A global survey of major trends in visual art since the end of the Modern era. Examines the evolution of visual exploration and expression since the middle of the twentieth century and the impact it has manifested on contemporary society worldwide. Students will be encouraged to comprehend the context of contemporary trends and consider the artists' roles as image-makers in today's globally connected world. A field trip to a major museum, or other appropriate art site, is required.
Goals, Topics, and Objectives
- To develop succinct understanding and appreciation to the history and development of contemporary art since the middle of the twentieth century
- To gain academic knowledge of the development of the various trends through understanding the chronology, political, religious and social development globally.
- To understand the historic artistic interaction of contemporary art trends with major cultural developments throughout the world during the contemporary era.
- To explore, comprehend and learn the fundamentals of various styles, methods and presentations of contemporary art.
- To develop personal visual approach in creating contemporary artwork.
Upon successful completion of this course, students should be able to:
- Discovering the Contemporary
- Describe the history and development of Contemporary art.
- Recognize different trends and styles.
- Describe the different styles: Minimalism, Process Art, Environmental art, Institutional Critique, African American Critique, Feminist Statement.*
- Appropriation and its Consequences: Power on Display, Space and Action
- Explain appropriation theory.
- Include the dates when it became a major strategy for contemporary artists, and explain why it did from a historical perspective.
- Be able to fully identify artworks in this area and explain how they deploy appropriation. *
- Back to the Easel: Neo-Expressionism and the Return of Painting
- Analyze the new approach in painting in the United States, Italy, Germany, and other countries.

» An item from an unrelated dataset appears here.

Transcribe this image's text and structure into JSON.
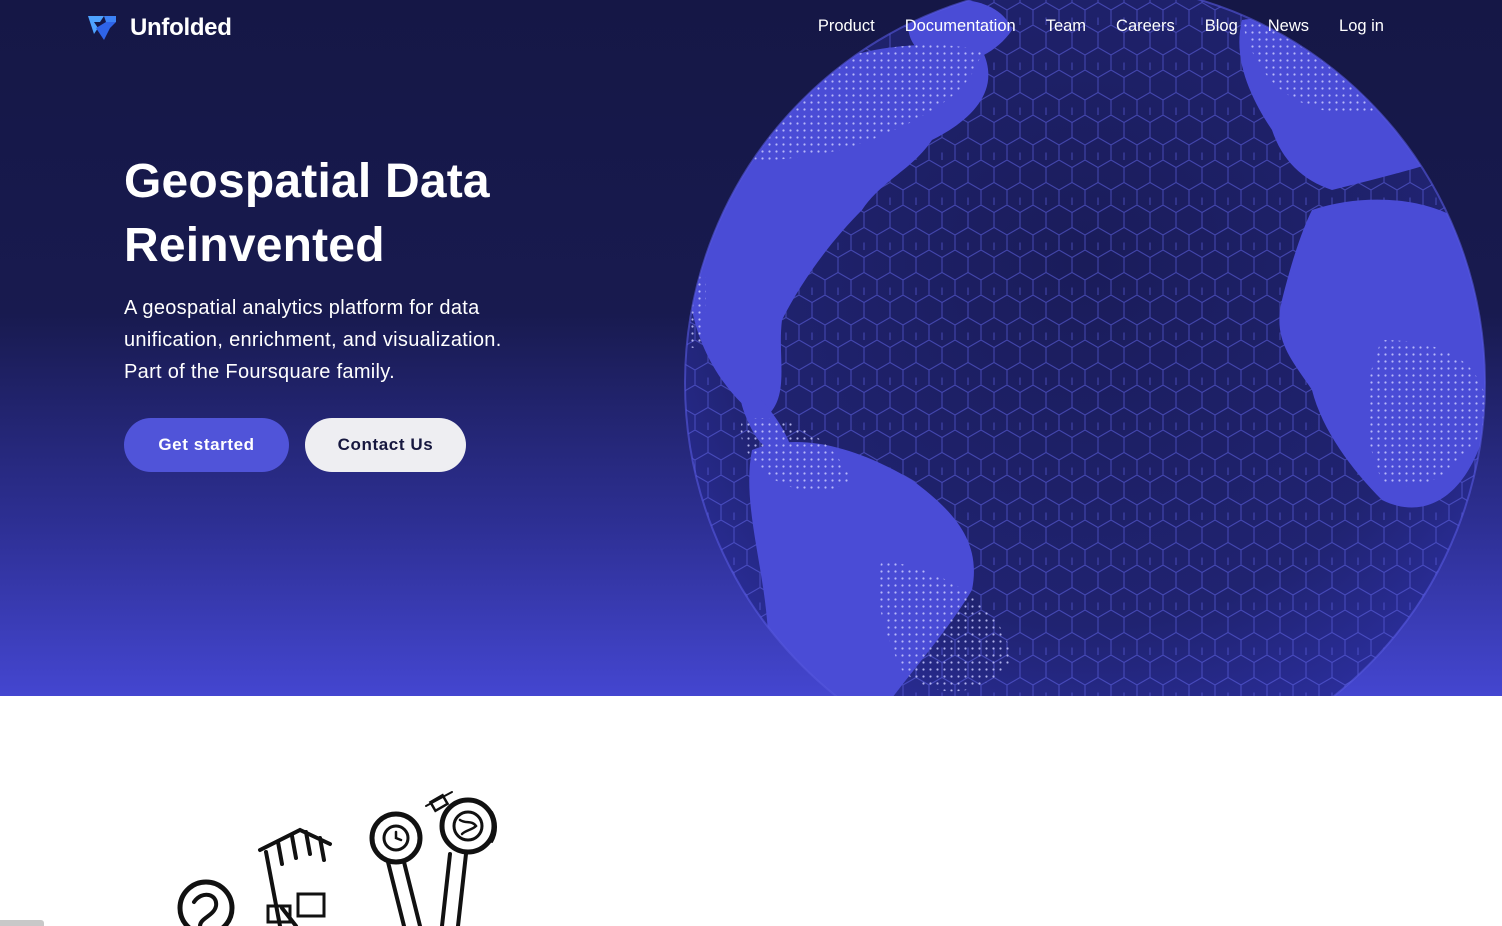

- Examine and understand the essence of “Art in the Community” and the “Mass Media”.*
- Understand the concept of “Commodities and Consumerism” worldwide.
- Memory and History
- Describe the trend of memorializing wars, African American History, and visual documentation of civil wars.*
- Analyze major monuments worldwide.*
- Culture, Body and the Self
- Understand the artist utilization of the self and body as form and content, the body as social medium, and personal life and artistic practice.*
- Global Contemporary Art
- Describe the spread of contemporary art abroad such as Russia, China, Cuba, Iran, Japan, and the Middle East.*
- Understand the New Metaphors and New Narratives in painting, sculpture.
Assessment and Requirements
Assessment of Academic Achievement will be identified and implemented by the class instructor. Methods may include written tests and essay examinations, out-of-class papers, Internet assignments, library/museum projects, etc.
Students will be expected to:
- Demonstrate reasonable understanding of the history, development, and use of different approaches of contemporary artists in their works chronologically.
- Write one long critical research paper for the course along with 2-3 short essay papers on specific topics from the materials of the course.
- Participate in class discussions on weekly reading assignments.
- Visit the Detroit Institute of Art (DIA) or the Museum of Contemporary Art Detroit - MOCAD and tour certain sections related to the materials of the course. The museum visit is mandatory, and students will meet at the museum on a prearranged day and time. Students may conduct special research project at different museums that has relevant artworks and materials in metro Detroit or at a similar institutions in the country or abroad with the pre-approval of the instructor.
Determined by the instructor. Present suggested text is: Kalb, Peter R., ART SINCE 1980 Charting the Contemporary, Brandeis University